* _Exercise_:
Every record here should be printed again exactly.

*** Opening of Data shown ***

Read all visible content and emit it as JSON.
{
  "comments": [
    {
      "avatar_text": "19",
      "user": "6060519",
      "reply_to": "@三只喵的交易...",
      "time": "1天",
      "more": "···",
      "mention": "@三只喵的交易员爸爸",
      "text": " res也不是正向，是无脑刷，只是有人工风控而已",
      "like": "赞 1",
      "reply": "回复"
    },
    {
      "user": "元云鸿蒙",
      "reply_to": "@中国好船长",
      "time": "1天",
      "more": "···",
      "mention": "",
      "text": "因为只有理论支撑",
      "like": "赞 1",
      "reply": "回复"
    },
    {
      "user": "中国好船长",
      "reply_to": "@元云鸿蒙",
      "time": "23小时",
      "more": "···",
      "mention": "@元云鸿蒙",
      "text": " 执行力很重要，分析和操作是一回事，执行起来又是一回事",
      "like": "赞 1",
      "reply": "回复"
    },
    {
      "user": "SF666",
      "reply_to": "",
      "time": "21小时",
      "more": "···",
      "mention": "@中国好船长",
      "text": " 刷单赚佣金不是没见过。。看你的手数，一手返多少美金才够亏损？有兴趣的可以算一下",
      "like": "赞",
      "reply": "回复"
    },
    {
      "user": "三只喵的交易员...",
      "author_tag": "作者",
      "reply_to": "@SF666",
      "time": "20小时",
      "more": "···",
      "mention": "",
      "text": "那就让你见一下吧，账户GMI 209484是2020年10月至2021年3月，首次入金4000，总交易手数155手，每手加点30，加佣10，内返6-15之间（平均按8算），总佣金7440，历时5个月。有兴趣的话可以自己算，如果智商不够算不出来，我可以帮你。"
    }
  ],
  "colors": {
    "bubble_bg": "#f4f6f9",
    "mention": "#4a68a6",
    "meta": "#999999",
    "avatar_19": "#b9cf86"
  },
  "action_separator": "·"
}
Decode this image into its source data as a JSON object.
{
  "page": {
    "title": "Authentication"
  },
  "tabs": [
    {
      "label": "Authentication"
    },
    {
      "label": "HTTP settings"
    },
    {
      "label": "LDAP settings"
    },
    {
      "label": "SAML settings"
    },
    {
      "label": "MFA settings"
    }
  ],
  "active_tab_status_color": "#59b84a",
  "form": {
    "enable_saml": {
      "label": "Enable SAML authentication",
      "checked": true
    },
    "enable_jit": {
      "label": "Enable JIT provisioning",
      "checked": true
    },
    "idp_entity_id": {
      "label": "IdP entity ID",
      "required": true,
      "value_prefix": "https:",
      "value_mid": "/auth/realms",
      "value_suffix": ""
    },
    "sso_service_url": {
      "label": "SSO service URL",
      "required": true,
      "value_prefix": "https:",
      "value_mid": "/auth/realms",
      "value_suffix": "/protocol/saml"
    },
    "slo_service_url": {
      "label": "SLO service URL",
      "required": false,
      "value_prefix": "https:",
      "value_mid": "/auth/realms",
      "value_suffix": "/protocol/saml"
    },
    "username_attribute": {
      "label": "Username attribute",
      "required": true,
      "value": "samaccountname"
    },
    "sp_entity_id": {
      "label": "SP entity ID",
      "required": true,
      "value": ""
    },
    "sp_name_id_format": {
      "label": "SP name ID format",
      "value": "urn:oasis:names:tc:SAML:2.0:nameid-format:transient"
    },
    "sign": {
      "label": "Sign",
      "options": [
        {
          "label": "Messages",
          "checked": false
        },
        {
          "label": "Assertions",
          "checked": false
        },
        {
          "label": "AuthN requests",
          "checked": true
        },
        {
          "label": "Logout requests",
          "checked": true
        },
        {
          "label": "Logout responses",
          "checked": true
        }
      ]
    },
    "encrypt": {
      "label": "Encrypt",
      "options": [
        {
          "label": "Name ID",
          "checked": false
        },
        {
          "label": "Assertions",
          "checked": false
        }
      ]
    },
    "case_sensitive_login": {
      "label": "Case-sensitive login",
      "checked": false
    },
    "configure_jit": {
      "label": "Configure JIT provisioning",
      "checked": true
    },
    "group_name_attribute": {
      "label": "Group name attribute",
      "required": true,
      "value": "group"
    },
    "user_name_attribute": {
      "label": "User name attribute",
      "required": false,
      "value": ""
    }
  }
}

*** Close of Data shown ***

* _Exercise solution_:
Read all visible content and emit it as JSON.
{
  "comments": [
    {
      "avatar_text": "19",
      "user": "6060519",
      "reply_to": "@三只喵的交易...",
      "time": "1天",
      "more": "···",
      "mention": "@三只喵的交易员爸爸",
      "text": " res也不是正向，是无脑刷，只是有人工风控而已",
      "like": "赞 1",
      "reply": "回复"
    },
    {
      "user": "元云鸿蒙",
      "reply_to": "@中国好船长",
      "time": "1天",
      "more": "···",
      "mention": "",
      "text": "因为只有理论支撑",
      "like": "赞 1",
      "reply": "回复"
    },
    {
      "user": "中国好船长",
      "reply_to": "@元云鸿蒙",
      "time": "23小时",
      "more": "···",
      "mention": "@元云鸿蒙",
      "text": " 执行力很重要，分析和操作是一回事，执行起来又是一回事",
      "like": "赞 1",
      "reply": "回复"
    },
    {
      "user": "SF666",
      "reply_to": "",
      "time": "21小时",
      "more": "···",
      "mention": "@中国好船长",
      "text": " 刷单赚佣金不是没见过。。看你的手数，一手返多少美金才够亏损？有兴趣的可以算一下",
      "like": "赞",
      "reply": "回复"
    },
    {
      "user": "三只喵的交易员...",
      "author_tag": "作者",
      "reply_to": "@SF666",
      "time": "20小时",
      "more": "···",
      "mention": "",
      "text": "那就让你见一下吧，账户GMI 209484是2020年10月至2021年3月，首次入金4000，总交易手数155手，每手加点30，加佣10，内返6-15之间（平均按8算），总佣金7440，历时5个月。有兴趣的话可以自己算，如果智商不够算不出来，我可以帮你。"
    }
  ],
  "colors": {
    "bubble_bg": "#f4f6f9",
    "mention": "#4a68a6",
    "meta": "#999999",
    "avatar_19": "#b9cf86"
  },
  "action_separator": "·"
}
Decode this image into its source data as a JSON object.
{
  "page": {
    "title": "Authentication"
  },
  "tabs": [
    {
      "label": "Authentication"
    },
    {
      "label": "HTTP settings"
    },
    {
      "label": "LDAP settings"
    },
    {
      "label": "SAML settings"
    },
    {
      "label": "MFA settings"
    }
  ],
  "active_tab_status_color": "#59b84a",
  "form": {
    "enable_saml": {
      "label": "Enable SAML authentication",
      "checked": true
    },
    "enable_jit": {
      "label": "Enable JIT provisioning",
      "checked": true
    },
    "idp_entity_id": {
      "label": "IdP entity ID",
      "required": true,
      "value_prefix": "https:",
      "value_mid": "/auth/realms",
      "value_suffix": ""
    },
    "sso_service_url": {
      "label": "SSO service URL",
      "required": true,
      "value_prefix": "https:",
      "value_mid": "/auth/realms",
      "value_suffix": "/protocol/saml"
    },
    "slo_service_url": {
      "label": "SLO service URL",
      "required": false,
      "value_prefix": "https:",
      "value_mid": "/auth/realms",
      "value_suffix": "/protocol/saml"
    },
    "username_attribute": {
      "label": "Username attribute",
      "required": true,
      "value": "samaccountname"
    },
    "sp_entity_id": {
      "label": "SP entity ID",
      "required": true,
      "value": ""
    },
    "sp_name_id_format": {
      "label": "SP name ID format",
      "value": "urn:oasis:names:tc:SAML:2.0:nameid-format:transient"
    },
    "sign": {
      "label": "Sign",
      "options": [
        {
          "label": "Messages",
          "checked": false
        },
        {
          "label": "Assertions",
          "checked": false
        },
        {
          "label": "AuthN requests",
          "checked": true
        },
        {
          "label": "Logout requests",
          "checked": true
        },
        {
          "label": "Logout responses",
          "checked": true
        }
      ]
    },
    "encrypt": {
      "label": "Encrypt",
      "options": [
        {
          "label": "Name ID",
          "checked": false
        },
        {
          "label": "Assertions",
          "checked": false
        }
      ]
    },
    "case_sensitive_login": {
      "label": "Case-sensitive login",
      "checked": false
    },
    "configure_jit": {
      "label": "Configure JIT provisioning",
      "checked": true
    },
    "group_name_attribute": {
      "label": "Group name attribute",
      "required": true,
      "value": "group"
    },
    "user_name_attribute": {
      "label": "User name attribute",
      "required": false,
      "value": ""
    }
  }
}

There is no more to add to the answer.